UPPER EAST SIDE, Manhattan (WABC) -- Shir Dekel worked the coffee machine at Caffé Aronne like a seasoned veteran. However, the truth is this day happened to be her first day on the job.
The 22-year-old politely said "no" to Eyewitness News' request for an interview, so her boss filled in the details to her story.
"She said, 'I just landed in New York this morning. My house was destroyed in Israel two days ago by a rocket," said Caffé Aronne owner Aaron Dahan. "I said, 'Do you know how to make coffee?' She said, 'I've been a barista for five years.' I said you're hired."
25-year-old Aaron Dahan told Eyewitness News that it's been like that all day, people pouring into his Upper East Side café to someway, somehow lend a helping hand.

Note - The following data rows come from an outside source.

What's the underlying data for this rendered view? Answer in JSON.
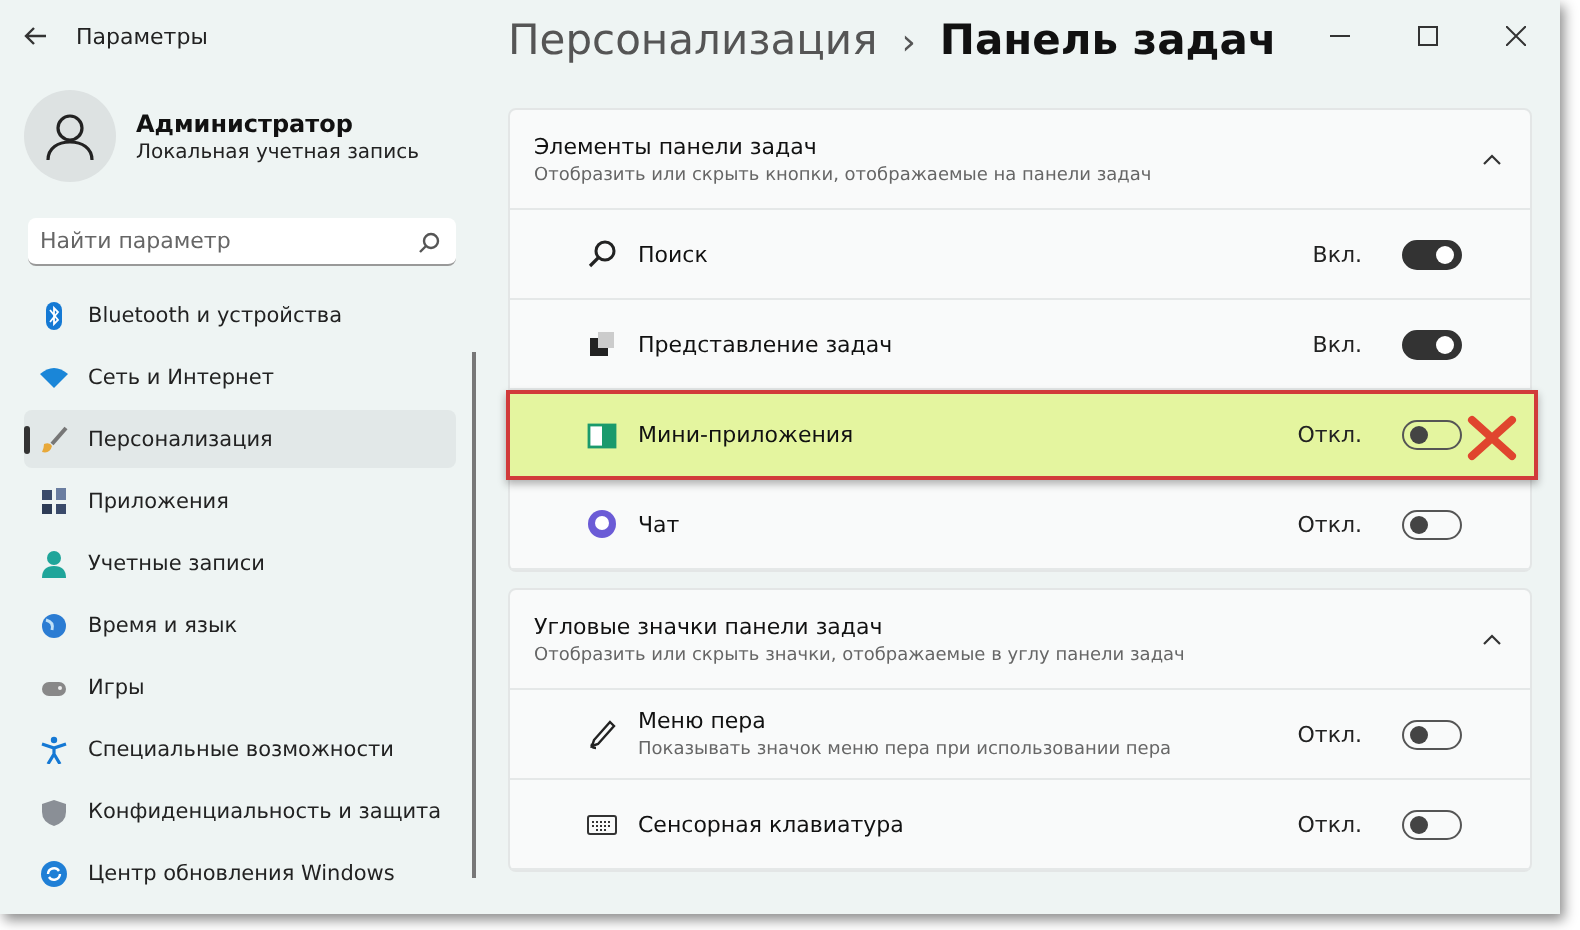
{
  "window": {
    "title": "Параметры"
  },
  "user": {
    "name": "Администратор",
    "account": "Локальная учетная запись"
  },
  "search": {
    "placeholder": "Найти параметр"
  },
  "sidebar": {
    "items": [
      {
        "label": "Bluetooth и устройства",
        "selected": false
      },
      {
        "label": "Сеть и Интернет",
        "selected": false
      },
      {
        "label": "Персонализация",
        "selected": true
      },
      {
        "label": "Приложения",
        "selected": false
      },
      {
        "label": "Учетные записи",
        "selected": false
      },
      {
        "label": "Время и язык",
        "selected": false
      },
      {
        "label": "Игры",
        "selected": false
      },
      {
        "label": "Специальные возможности",
        "selected": false
      },
      {
        "label": "Конфиденциальность и защита",
        "selected": false
      },
      {
        "label": "Центр обновления Windows",
        "selected": false
      }
    ]
  },
  "breadcrumb": {
    "parent": "Персонализация",
    "separator": "›",
    "current": "Панель задач"
  },
  "sections": [
    {
      "title": "Элементы панели задач",
      "subtitle": "Отобразить или скрыть кнопки, отображаемые на панели задач",
      "expanded": true,
      "rows": [
        {
          "label": "Поиск",
          "state": "Вкл.",
          "on": true,
          "highlighted": false
        },
        {
          "label": "Представление задач",
          "state": "Вкл.",
          "on": true,
          "highlighted": false
        },
        {
          "label": "Мини-приложения",
          "state": "Откл.",
          "on": false,
          "highlighted": true
        },
        {
          "label": "Чат",
          "state": "Откл.",
          "on": false,
          "highlighted": false
        }
      ]
    },
    {
      "title": "Угловые значки панели задач",
      "subtitle": "Отобразить или скрыть значки, отображаемые в углу панели задач",
      "expanded": true,
      "rows": [
        {
          "label": "Меню пера",
          "description": "Показывать значок меню пера при использовании пера",
          "state": "Откл.",
          "on": false,
          "highlighted": false
        },
        {
          "label": "Сенсорная клавиатура",
          "state": "Откл.",
          "on": false,
          "highlighted": false
        }
      ]
    }
  ]
}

People like Jacob Ganz of Long Island, who once owned two coffee shops before he became a psychologist and is now volunteering at the shop.

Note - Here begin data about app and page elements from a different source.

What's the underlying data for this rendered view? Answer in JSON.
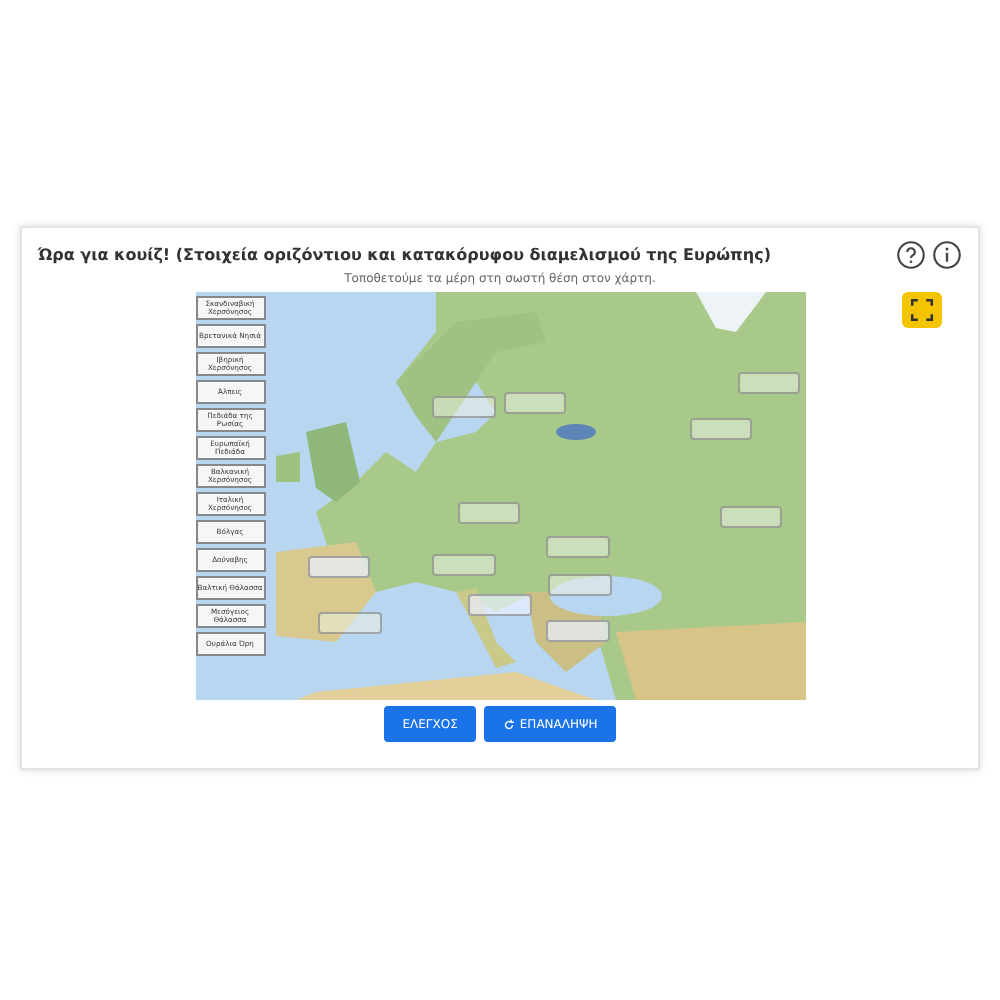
{
  "title": "Ώρα για κουίζ! (Στοιχεία οριζόντιου και κατακόρυφου διαμελισμού της Ευρώπης)",
  "instruction": "Τοποθετούμε τα μέρη στη σωστή θέση στον χάρτη.",
  "labels": [
    "Σκανδιναβική Χερσόνησος",
    "Βρετανικά Νησιά",
    "Ιβηρική Χερσόνησος",
    "Άλπεις",
    "Πεδιάδα της Ρωσίας",
    "Ευρωπαϊκή Πεδιάδα",
    "Βαλκανική Χερσόνησος",
    "Ιταλική Χερσόνησος",
    "Βόλγας",
    "Δούναβης",
    "Βαλτική Θάλασσα",
    "Μεσόγειος Θάλασσα",
    "Ουράλια Όρη"
  ],
  "buttons": [
    {
      "label": "ΕΛΕΓΧΟΣ",
      "kind": "check"
    },
    {
      "label": "ΕΠΑΝΑΛΗΨΗ",
      "kind": "repeat"
    }
  ]
}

"You write letters if you can," said Ganz. "I can't join the army, so I just saw this and it was something that I can do and so I just dropped everything, and I came."
The sudden arrival of a new work force follows what happened on Tuesday, when a social media post mentioned how, in the last 10 days five employees walked off the job in protest of the 'Kidnapped' posters and Israeli flag hanging in the front window.
That viral post quickly generated a line of customers that started on Lexington Avenue and stretched around the corner onto 71st Street.
"I just want to cry," said local customer Janet Goldenberg, who did just that. "How people want to get rid of us. It's unthinkable."